At a time when Israel is in over its head in domestic affairs, the skies are also darkening on the diplomatic front. Far away from Israeli public opinion, a battle is going on in the US Senate over political adviser Colin Kahl’s appointment as Colin Kahl as undersecretary of defense for policy.
Kahl has quite the anti-Israel record. He thinks the bombing of the nuclear reactor in Iraq was 1981 was a mistake. In 2012, he acted to remove recognition of Jerusalem as Israel’s capital from the Democratic party’s platform. In 2015, he was among those to formulate the Iran nuclear deal. In 2016, at the end of his term, then-US President Barack Obama tasked him with enlisting support for the anti-Israel UN Security Council Resolution 2334 that determined Israeli communities in Judea and Samaria were a violation of international law.

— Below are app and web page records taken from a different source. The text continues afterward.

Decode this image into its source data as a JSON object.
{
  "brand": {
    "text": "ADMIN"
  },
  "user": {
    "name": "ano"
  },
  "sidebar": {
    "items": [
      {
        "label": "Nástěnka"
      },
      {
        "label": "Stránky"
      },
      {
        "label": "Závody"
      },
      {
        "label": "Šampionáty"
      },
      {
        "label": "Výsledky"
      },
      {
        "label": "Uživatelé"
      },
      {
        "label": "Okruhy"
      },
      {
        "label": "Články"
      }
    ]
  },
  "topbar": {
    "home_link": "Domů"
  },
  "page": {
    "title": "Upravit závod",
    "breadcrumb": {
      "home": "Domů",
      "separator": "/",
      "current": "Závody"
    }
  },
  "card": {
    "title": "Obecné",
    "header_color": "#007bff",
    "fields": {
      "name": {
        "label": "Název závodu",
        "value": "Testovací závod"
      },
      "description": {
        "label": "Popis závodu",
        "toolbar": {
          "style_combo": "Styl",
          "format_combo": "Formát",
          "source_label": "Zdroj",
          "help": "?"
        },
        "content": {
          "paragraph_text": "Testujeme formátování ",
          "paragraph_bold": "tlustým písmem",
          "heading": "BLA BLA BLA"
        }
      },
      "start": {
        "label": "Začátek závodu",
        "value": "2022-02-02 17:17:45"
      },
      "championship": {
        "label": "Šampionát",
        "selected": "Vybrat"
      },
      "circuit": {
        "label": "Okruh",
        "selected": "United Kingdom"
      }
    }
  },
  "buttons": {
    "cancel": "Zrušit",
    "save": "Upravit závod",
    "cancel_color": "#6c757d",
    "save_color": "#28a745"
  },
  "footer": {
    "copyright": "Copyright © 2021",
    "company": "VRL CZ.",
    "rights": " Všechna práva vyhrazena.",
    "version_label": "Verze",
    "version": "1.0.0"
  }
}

It takes a very deep anti-Israel animus to deplore Israel’s bombing of the Osirak reactor. Had it not been bombed in 1981, had Saddam Hussein acquired nuclear weapons, does anyone doubt he would have used them against Israel? Kahl argues that Iraq was years away from getting the bomb; there was no need for Israel to destroy the reactor, and by doing so, it only made Saddam Hussein devote even more resources to a much bigger nuclear program. The problem with this argument is that, even if we were to accept as true Kahl’s claim that Hussein was far from being able to produce nuclear weapons, there would have been no way for the Israelis in 1981 to gauge how far along Iraq was – the truth came out only years later of how Saddam’s nuclear program was not close to getting the bomb — and based on the information the Israelis then had, they could not risk doing nothing.
In 2012, anti-Israel activists in the Democratic Party wanted to remove that part of the Democratic Platform that recognized Jerusalem as Israel’s capital. Kahl was a primary mover in that effort, which might have succeeded had President Obama himself not intervened at the last minute to thwart it. Kahl was, and remains, an enthusiast for the wretched Iran deal that , among other deficiencies, includes a “sunset” clause that will permit Iran to produce nuclear weapons in 2030, without anything in the deal to stop it.
In 2016, for the first time at the U.N. Security Council, an anti-Israel resolution about the supposedly “illegal” settlements was proposed that the Americans, instead of vetoing it as was always their practice, instead abstained on the vote. Colin Kahl was then Vice-President Biden’s national security adviser,. He was involved in this American betrayal of her Israeli ally; he energetically lobbied Ukraine’s President Poroshenko to have his country, which had been planning to abstain, to instead vote for the resolution. Obama, Biden, and Kahl felt that a 14 to 0 vote would be a way to further isolate the Jewish state. Kahl was able to deny that Biden had spoken to Ukrainian President Poroshenko because it was Kahl himself, speaking on behalf of Biden, who had contacted the Ukrainians and urged them to vote for the resolution.
First published in Jihad Watch.